PROBLEM TO SOLVE:
The response should be the data again, identical in every line.

RECORDS FOR THE TASK:
++++++++

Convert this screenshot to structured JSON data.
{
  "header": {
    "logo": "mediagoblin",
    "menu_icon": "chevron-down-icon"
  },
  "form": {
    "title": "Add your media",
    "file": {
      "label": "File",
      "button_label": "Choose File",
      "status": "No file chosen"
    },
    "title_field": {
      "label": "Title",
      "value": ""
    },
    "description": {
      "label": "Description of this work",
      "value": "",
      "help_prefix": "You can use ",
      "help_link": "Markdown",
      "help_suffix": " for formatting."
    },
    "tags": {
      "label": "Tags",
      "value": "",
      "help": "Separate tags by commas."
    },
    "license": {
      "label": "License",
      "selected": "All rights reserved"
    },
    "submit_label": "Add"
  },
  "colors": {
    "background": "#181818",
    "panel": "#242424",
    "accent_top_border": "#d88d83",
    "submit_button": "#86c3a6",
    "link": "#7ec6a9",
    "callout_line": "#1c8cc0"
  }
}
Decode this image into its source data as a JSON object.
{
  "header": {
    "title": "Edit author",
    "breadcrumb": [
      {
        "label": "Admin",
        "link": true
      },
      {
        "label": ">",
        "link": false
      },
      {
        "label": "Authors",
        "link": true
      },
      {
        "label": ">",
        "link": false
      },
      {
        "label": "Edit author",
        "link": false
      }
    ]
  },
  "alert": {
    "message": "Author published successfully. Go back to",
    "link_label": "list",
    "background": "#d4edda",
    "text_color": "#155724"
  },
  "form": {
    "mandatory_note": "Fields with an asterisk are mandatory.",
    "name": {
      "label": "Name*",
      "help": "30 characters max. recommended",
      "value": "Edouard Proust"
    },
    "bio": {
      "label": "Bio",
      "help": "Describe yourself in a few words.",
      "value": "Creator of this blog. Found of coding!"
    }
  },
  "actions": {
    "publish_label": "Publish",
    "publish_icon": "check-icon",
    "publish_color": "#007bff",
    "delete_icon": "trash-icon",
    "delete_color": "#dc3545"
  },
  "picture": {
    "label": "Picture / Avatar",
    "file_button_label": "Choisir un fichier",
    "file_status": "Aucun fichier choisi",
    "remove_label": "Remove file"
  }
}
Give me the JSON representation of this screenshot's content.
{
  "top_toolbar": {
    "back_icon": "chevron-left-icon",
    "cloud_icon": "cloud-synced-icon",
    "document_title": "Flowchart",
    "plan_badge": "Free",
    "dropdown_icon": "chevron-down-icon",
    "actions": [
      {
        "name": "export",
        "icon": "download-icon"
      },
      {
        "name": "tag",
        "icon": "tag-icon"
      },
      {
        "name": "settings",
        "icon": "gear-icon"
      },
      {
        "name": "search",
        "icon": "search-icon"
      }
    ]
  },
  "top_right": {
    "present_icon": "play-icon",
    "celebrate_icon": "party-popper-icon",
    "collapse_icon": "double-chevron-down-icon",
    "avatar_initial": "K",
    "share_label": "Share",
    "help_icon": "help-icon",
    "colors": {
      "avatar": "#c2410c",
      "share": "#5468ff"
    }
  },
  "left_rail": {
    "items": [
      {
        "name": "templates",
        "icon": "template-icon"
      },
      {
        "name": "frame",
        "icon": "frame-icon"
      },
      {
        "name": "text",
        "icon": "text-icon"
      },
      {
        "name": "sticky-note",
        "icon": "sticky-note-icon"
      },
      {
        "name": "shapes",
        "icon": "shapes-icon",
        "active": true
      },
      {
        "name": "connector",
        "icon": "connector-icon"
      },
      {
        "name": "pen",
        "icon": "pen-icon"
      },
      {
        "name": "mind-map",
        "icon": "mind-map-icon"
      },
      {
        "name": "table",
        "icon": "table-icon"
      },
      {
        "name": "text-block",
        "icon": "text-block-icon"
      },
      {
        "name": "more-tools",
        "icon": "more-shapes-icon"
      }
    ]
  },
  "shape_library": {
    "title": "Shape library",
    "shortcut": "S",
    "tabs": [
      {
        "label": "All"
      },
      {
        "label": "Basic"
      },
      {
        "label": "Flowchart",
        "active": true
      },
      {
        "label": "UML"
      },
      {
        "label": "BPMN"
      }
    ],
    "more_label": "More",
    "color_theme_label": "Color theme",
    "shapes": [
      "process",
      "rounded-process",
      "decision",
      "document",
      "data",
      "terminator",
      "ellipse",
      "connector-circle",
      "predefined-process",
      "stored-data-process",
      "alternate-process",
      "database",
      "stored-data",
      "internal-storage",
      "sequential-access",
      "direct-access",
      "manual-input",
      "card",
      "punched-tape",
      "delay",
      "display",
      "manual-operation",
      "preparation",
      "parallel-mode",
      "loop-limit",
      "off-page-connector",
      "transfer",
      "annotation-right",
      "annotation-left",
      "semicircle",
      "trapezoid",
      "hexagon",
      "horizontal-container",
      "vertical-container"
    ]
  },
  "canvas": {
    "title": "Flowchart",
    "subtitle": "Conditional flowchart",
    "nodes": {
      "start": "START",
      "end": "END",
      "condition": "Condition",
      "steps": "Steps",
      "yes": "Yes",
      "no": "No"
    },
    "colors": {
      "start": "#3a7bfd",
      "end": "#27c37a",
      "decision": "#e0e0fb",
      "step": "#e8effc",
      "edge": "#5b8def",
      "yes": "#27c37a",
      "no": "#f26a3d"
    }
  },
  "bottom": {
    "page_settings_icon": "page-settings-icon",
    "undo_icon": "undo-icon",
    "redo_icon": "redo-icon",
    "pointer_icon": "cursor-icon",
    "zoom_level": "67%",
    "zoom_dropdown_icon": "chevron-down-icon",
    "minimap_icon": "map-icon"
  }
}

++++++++

SOLUTION FOR THIS PROBLEM:
Convert this screenshot to structured JSON data.
{
  "header": {
    "logo": "mediagoblin",
    "menu_icon": "chevron-down-icon"
  },
  "form": {
    "title": "Add your media",
    "file": {
      "label": "File",
      "button_label": "Choose File",
      "status": "No file chosen"
    },
    "title_field": {
      "label": "Title",
      "value": ""
    },
    "description": {
      "label": "Description of this work",
      "value": "",
      "help_prefix": "You can use ",
      "help_link": "Markdown",
      "help_suffix": " for formatting."
    },
    "tags": {
      "label": "Tags",
      "value": "",
      "help": "Separate tags by commas."
    },
    "license": {
      "label": "License",
      "selected": "All rights reserved"
    },
    "submit_label": "Add"
  },
  "colors": {
    "background": "#181818",
    "panel": "#242424",
    "accent_top_border": "#d88d83",
    "submit_button": "#86c3a6",
    "link": "#7ec6a9",
    "callout_line": "#1c8cc0"
  }
}
Decode this image into its source data as a JSON object.
{
  "header": {
    "title": "Edit author",
    "breadcrumb": [
      {
        "label": "Admin",
        "link": true
      },
      {
        "label": ">",
        "link": false
      },
      {
        "label": "Authors",
        "link": true
      },
      {
        "label": ">",
        "link": false
      },
      {
        "label": "Edit author",
        "link": false
      }
    ]
  },
  "alert": {
    "message": "Author published successfully. Go back to",
    "link_label": "list",
    "background": "#d4edda",
    "text_color": "#155724"
  },
  "form": {
    "mandatory_note": "Fields with an asterisk are mandatory.",
    "name": {
      "label": "Name*",
      "help": "30 characters max. recommended",
      "value": "Edouard Proust"
    },
    "bio": {
      "label": "Bio",
      "help": "Describe yourself in a few words.",
      "value": "Creator of this blog. Found of coding!"
    }
  },
  "actions": {
    "publish_label": "Publish",
    "publish_icon": "check-icon",
    "publish_color": "#007bff",
    "delete_icon": "trash-icon",
    "delete_color": "#dc3545"
  },
  "picture": {
    "label": "Picture / Avatar",
    "file_button_label": "Choisir un fichier",
    "file_status": "Aucun fichier choisi",
    "remove_label": "Remove file"
  }
}
Give me the JSON representation of this screenshot's content.
{
  "top_toolbar": {
    "back_icon": "chevron-left-icon",
    "cloud_icon": "cloud-synced-icon",
    "document_title": "Flowchart",
    "plan_badge": "Free",
    "dropdown_icon": "chevron-down-icon",
    "actions": [
      {
        "name": "export",
        "icon": "download-icon"
      },
      {
        "name": "tag",
        "icon": "tag-icon"
      },
      {
        "name": "settings",
        "icon": "gear-icon"
      },
      {
        "name": "search",
        "icon": "search-icon"
      }
    ]
  },
  "top_right": {
    "present_icon": "play-icon",
    "celebrate_icon": "party-popper-icon",
    "collapse_icon": "double-chevron-down-icon",
    "avatar_initial": "K",
    "share_label": "Share",
    "help_icon": "help-icon",
    "colors": {
      "avatar": "#c2410c",
      "share": "#5468ff"
    }
  },
  "left_rail": {
    "items": [
      {
        "name": "templates",
        "icon": "template-icon"
      },
      {
        "name": "frame",
        "icon": "frame-icon"
      },
      {
        "name": "text",
        "icon": "text-icon"
      },
      {
        "name": "sticky-note",
        "icon": "sticky-note-icon"
      },
      {
        "name": "shapes",
        "icon": "shapes-icon",
        "active": true
      },
      {
        "name": "connector",
        "icon": "connector-icon"
      },
      {
        "name": "pen",
        "icon": "pen-icon"
      },
      {
        "name": "mind-map",
        "icon": "mind-map-icon"
      },
      {
        "name": "table",
        "icon": "table-icon"
      },
      {
        "name": "text-block",
        "icon": "text-block-icon"
      },
      {
        "name": "more-tools",
        "icon": "more-shapes-icon"
      }
    ]
  },
  "shape_library": {
    "title": "Shape library",
    "shortcut": "S",
    "tabs": [
      {
        "label": "All"
      },
      {
        "label": "Basic"
      },
      {
        "label": "Flowchart",
        "active": true
      },
      {
        "label": "UML"
      },
      {
        "label": "BPMN"
      }
    ],
    "more_label": "More",
    "color_theme_label": "Color theme",
    "shapes": [
      "process",
      "rounded-process",
      "decision",
      "document",
      "data",
      "terminator",
      "ellipse",
      "connector-circle",
      "predefined-process",
      "stored-data-process",
      "alternate-process",
      "database",
      "stored-data",
      "internal-storage",
      "sequential-access",
      "direct-access",
      "manual-input",
      "card",
      "punched-tape",
      "delay",
      "display",
      "manual-operation",
      "preparation",
      "parallel-mode",
      "loop-limit",
      "off-page-connector",
      "transfer",
      "annotation-right",
      "annotation-left",
      "semicircle",
      "trapezoid",
      "hexagon",
      "horizontal-container",
      "vertical-container"
    ]
  },
  "canvas": {
    "title": "Flowchart",
    "subtitle": "Conditional flowchart",
    "nodes": {
      "start": "START",
      "end": "END",
      "condition": "Condition",
      "steps": "Steps",
      "yes": "Yes",
      "no": "No"
    },
    "colors": {
      "start": "#3a7bfd",
      "end": "#27c37a",
      "decision": "#e0e0fb",
      "step": "#e8effc",
      "edge": "#5b8def",
      "yes": "#27c37a",
      "no": "#f26a3d"
    }
  },
  "bottom": {
    "page_settings_icon": "page-settings-icon",
    "undo_icon": "undo-icon",
    "redo_icon": "redo-icon",
    "pointer_icon": "cursor-icon",
    "zoom_level": "67%",
    "zoom_dropdown_icon": "chevron-down-icon",
    "minimap_icon": "map-icon"
  }
}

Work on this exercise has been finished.